A Future(ity) After Harvard

"Futurity" PHOTO: Julieta CervantesMusic professional Madeline Smith '14 discusses the road from Harvard to working on Futurity: The Musical in New York City. 

By Jake Stepansky '17

During her years at Harvard, Madeline Smith '14 had an expansive music career as a member of the Radcliffe Pitches, a theatrical music director and a proctor for the Freshman Arts Program. (She also wrote for this blog.) Now, she’s breaking hard and fast into the New York theater scene, working on exciting and groundbreaking works. Brandon Jacobs Jenkins’ An Octoroon is a recent highlight. Smith has joined forces on the music end with Cesar Alvarez, who taught the popular course Emerging Musical Theater last year at Harvard, through the development process of Futurity, a new musical presented by Ars Nova and SoHo Rep. The work has garnered critical acclaim in such stalwart publications as the New York Times and The Village Voice. As someone hoping to pursue a career in the arts, I aspire to follow a path similar to Smith's. I chatted with her about her time at
Madeline Smith '14 PHOTO: Ben AronsHarvard and about working with Alvarez. An edited version of our conversation follows. 

In three sentences or less, can you describe Futurity to me?
Futurity is about whether we can use imagination and creativity to fix the problems of the world. We’re telling that story through a civil war soldier who dreams up a machine that could create world peace. It’s based on a concept album by a band called The Lisps, fronted by Cesar Alvarez.

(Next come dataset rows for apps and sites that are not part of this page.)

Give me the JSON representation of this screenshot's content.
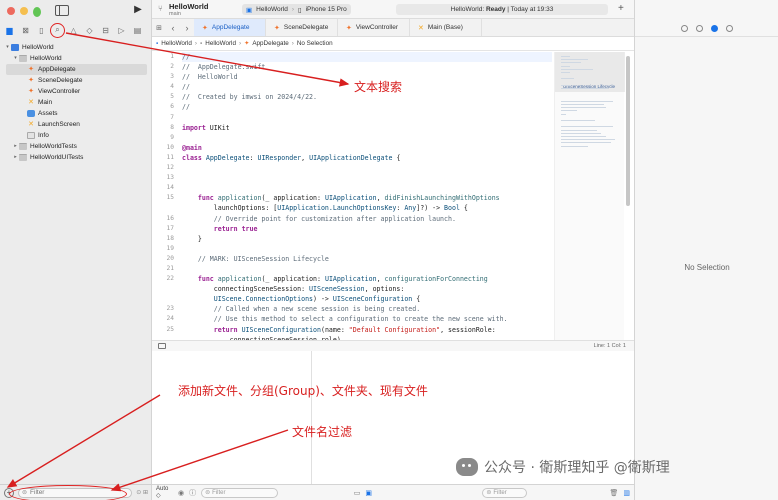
{
  "navigator": {
    "tree": [
      {
        "label": "HelloWorld",
        "kind": "proj",
        "indent": 0,
        "chev": "▾"
      },
      {
        "label": "HelloWorld",
        "kind": "folder",
        "indent": 1,
        "chev": "▾"
      },
      {
        "label": "AppDelegate",
        "kind": "swift",
        "indent": 2,
        "chev": "",
        "selected": true
      },
      {
        "label": "SceneDelegate",
        "kind": "swift",
        "indent": 2,
        "chev": ""
      },
      {
        "label": "ViewController",
        "kind": "swift",
        "indent": 2,
        "chev": ""
      },
      {
        "label": "Main",
        "kind": "sb",
        "indent": 2,
        "chev": ""
      },
      {
        "label": "Assets",
        "kind": "assets",
        "indent": 2,
        "chev": ""
      },
      {
        "label": "LaunchScreen",
        "kind": "sb",
        "indent": 2,
        "chev": ""
      },
      {
        "label": "Info",
        "kind": "plist",
        "indent": 2,
        "chev": ""
      },
      {
        "label": "HelloWorldTests",
        "kind": "folder",
        "indent": 1,
        "chev": "▸"
      },
      {
        "label": "HelloWorldUITests",
        "kind": "folder",
        "indent": 1,
        "chev": "▸"
      }
    ],
    "filter_placeholder": "Filter"
  },
  "titlebar": {
    "project": "HelloWorld",
    "branch": "main",
    "scheme_target": "HelloWorld",
    "scheme_device": "iPhone 15 Pro",
    "status_prefix": "HelloWorld:",
    "status_state": "Ready",
    "status_suffix": "| Today at 19:33"
  },
  "tabs": [
    {
      "label": "AppDelegate",
      "icon": "swift",
      "selected": true
    },
    {
      "label": "SceneDelegate",
      "icon": "swift"
    },
    {
      "label": "ViewController",
      "icon": "swift"
    },
    {
      "label": "Main (Base)",
      "icon": "sb"
    }
  ],
  "jumpbar": [
    "HelloWorld",
    "HelloWorld",
    "AppDelegate",
    "No Selection"
  ],
  "code": {
    "line_numbers": [
      "1",
      "2",
      "3",
      "4",
      "5",
      "6",
      "7",
      "8",
      "9",
      "10",
      "11",
      "12",
      "13",
      "14",
      "15",
      "",
      "16",
      "17",
      "18",
      "19",
      "20",
      "21",
      "22",
      "",
      "",
      "23",
      "24",
      "25",
      ""
    ],
    "lines": [
      [
        [
          "c",
          "//"
        ]
      ],
      [
        [
          "c",
          "//  AppDelegate.swift"
        ]
      ],
      [
        [
          "c",
          "//  HelloWorld"
        ]
      ],
      [
        [
          "c",
          "//"
        ]
      ],
      [
        [
          "c",
          "//  Created by imwsi on 2024/4/22."
        ]
      ],
      [
        [
          "c",
          "//"
        ]
      ],
      [
        [
          "p",
          ""
        ]
      ],
      [
        [
          "k",
          "import"
        ],
        [
          "p",
          " UIKit"
        ]
      ],
      [
        [
          "p",
          ""
        ]
      ],
      [
        [
          "k",
          "@main"
        ]
      ],
      [
        [
          "k",
          "class"
        ],
        [
          "p",
          " "
        ],
        [
          "t",
          "AppDelegate"
        ],
        [
          "p",
          ": "
        ],
        [
          "t",
          "UIResponder"
        ],
        [
          "p",
          ", "
        ],
        [
          "t",
          "UIApplicationDelegate"
        ],
        [
          "p",
          " {"
        ]
      ],
      [
        [
          "p",
          ""
        ]
      ],
      [
        [
          "p",
          ""
        ]
      ],
      [
        [
          "p",
          ""
        ]
      ],
      [
        [
          "p",
          "    "
        ],
        [
          "k",
          "func"
        ],
        [
          "p",
          " "
        ],
        [
          "f",
          "application"
        ],
        [
          "p",
          "(_ application: "
        ],
        [
          "t",
          "UIApplication"
        ],
        [
          "p",
          ", "
        ],
        [
          "f",
          "didFinishLaunchingWithOptions"
        ]
      ],
      [
        [
          "p",
          "        launchOptions: ["
        ],
        [
          "t",
          "UIApplication.LaunchOptionsKey"
        ],
        [
          "p",
          ": "
        ],
        [
          "t",
          "Any"
        ],
        [
          "p",
          "]?) -> "
        ],
        [
          "t",
          "Bool"
        ],
        [
          "p",
          " {"
        ]
      ],
      [
        [
          "p",
          "        "
        ],
        [
          "c",
          "// Override point for customization after application launch."
        ]
      ],
      [
        [
          "p",
          "        "
        ],
        [
          "k",
          "return"
        ],
        [
          "p",
          " "
        ],
        [
          "k",
          "true"
        ]
      ],
      [
        [
          "p",
          "    }"
        ]
      ],
      [
        [
          "p",
          ""
        ]
      ],
      [
        [
          "p",
          "    "
        ],
        [
          "c",
          "// MARK: UISceneSession Lifecycle"
        ]
      ],
      [
        [
          "p",
          ""
        ]
      ],
      [
        [
          "p",
          "    "
        ],
        [
          "k",
          "func"
        ],
        [
          "p",
          " "
        ],
        [
          "f",
          "application"
        ],
        [
          "p",
          "(_ application: "
        ],
        [
          "t",
          "UIApplication"
        ],
        [
          "p",
          ", "
        ],
        [
          "f",
          "configurationForConnecting"
        ]
      ],
      [
        [
          "p",
          "        connectingSceneSession: "
        ],
        [
          "t",
          "UISceneSession"
        ],
        [
          "p",
          ", options:"
        ]
      ],
      [
        [
          "p",
          "        "
        ],
        [
          "t",
          "UIScene.ConnectionOptions"
        ],
        [
          "p",
          ") -> "
        ],
        [
          "t",
          "UISceneConfiguration"
        ],
        [
          "p",
          " {"
        ]
      ],
      [
        [
          "p",
          "        "
        ],
        [
          "c",
          "// Called when a new scene session is being created."
        ]
      ],
      [
        [
          "p",
          "        "
        ],
        [
          "c",
          "// Use this method to select a configuration to create the new scene with."
        ]
      ],
      [
        [
          "p",
          "        "
        ],
        [
          "k",
          "return"
        ],
        [
          "p",
          " "
        ],
        [
          "t",
          "UISceneConfiguration"
        ],
        [
          "p",
          "(name: "
        ],
        [
          "s",
          "\"Default Configuration\""
        ],
        [
          "p",
          ", sessionRole:"
        ]
      ],
      [
        [
          "p",
          "            connectingSceneSession.role)"
        ]
      ]
    ]
  },
  "minimap_label": "UISceneSession Lifecycle",
  "editor_status": {
    "linecol": "Line: 1  Col: 1"
  },
  "editor_bottom": {
    "auto_label": "Auto ◇",
    "filter_placeholder": "Filter"
  },
  "inspector": {
    "empty_label": "No Selection"
  },
  "annotations": {
    "search": "文本搜索",
    "add": "添加新文件、分组(Group)、文件夹、现有文件",
    "filter": "文件名过滤",
    "watermark": "公众号 · 衛斯理知乎 @衛斯理"
  },
  "colors": {
    "accent": "#1a73e8",
    "annotation": "#d81f1f"
  }
}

How have you been involved in the production?
I’m the associate music director and the score supervisor; I also did all the vocal arrangements. They built the musical upside down. They took an album that has these songs, hired 10 actors who played instruments, and then asked them to bring their instruments to rehearsal. Cesar would play the songs and their melodies, and then the musicians would improvise and play music based on those songs. My job was to make a score out of what happened in that circle. I’m sad that it’s made now, because the making of it was so exciting.

What did you learn at Harvard that was valuable to you when working on this production?
This score in particular is not so much about complicated music; it’s three-chord folk songs. It’s not about complexity of harmony; it’s about texture. If you have a trumpet play the same time as a cello, what does that sound like? At Harvard, I learned so much from Richard Beaudoin’s theory classes – he’s a genius, one of the best professors at Harvard – and I definitely drew from his classes. I also "Futurity"gained so much from the experience of arranging a cappella music, because these are folk songs that soldiers sing while they’re walking down the road. I would build earthy four-part harmonies, so my experience with a cappella was super helpful for that.

How does Alvarez’s work as a director and creator differ from his work as a teacher?
Cesar’s class was very similar to being in rehearsal with him in a lot of ways. Cesar started his first class at Harvard with a room of 15 theater kids. We were all thinking: “I know what musical theater is. I’ve had Sweeney Todd memorized since I was 7. If anyone knows about musical theater it’s me.” He picked up his guitar and improvised an eight-minute song about absolutely nothing. Then we were all thinking, “What is going on? Who is this crazy man?” It totally, in that moment, rocked my world and made me realize that there was a different way of creating these things. Fast forward two-and-a-half years, and here we are in Manhattan with amazing top-of-the-line creative people who have these amazing off-Broadway and Broadway credits, and we’re still sitting in that circle and making stuff up. Cesar is so open and so not possessive of his work, and so willing to try anything. That’s what attracts such amazing people to him and to his projects.

Futurity, which is presented by Ars Nova and SoHo Rep, runs through Nov. 15 at The Connelly Theater, 220 E. 4th Street in New York City. For more information, click here. The show premiered in 2012 at the American Repertory Theater at Harvard.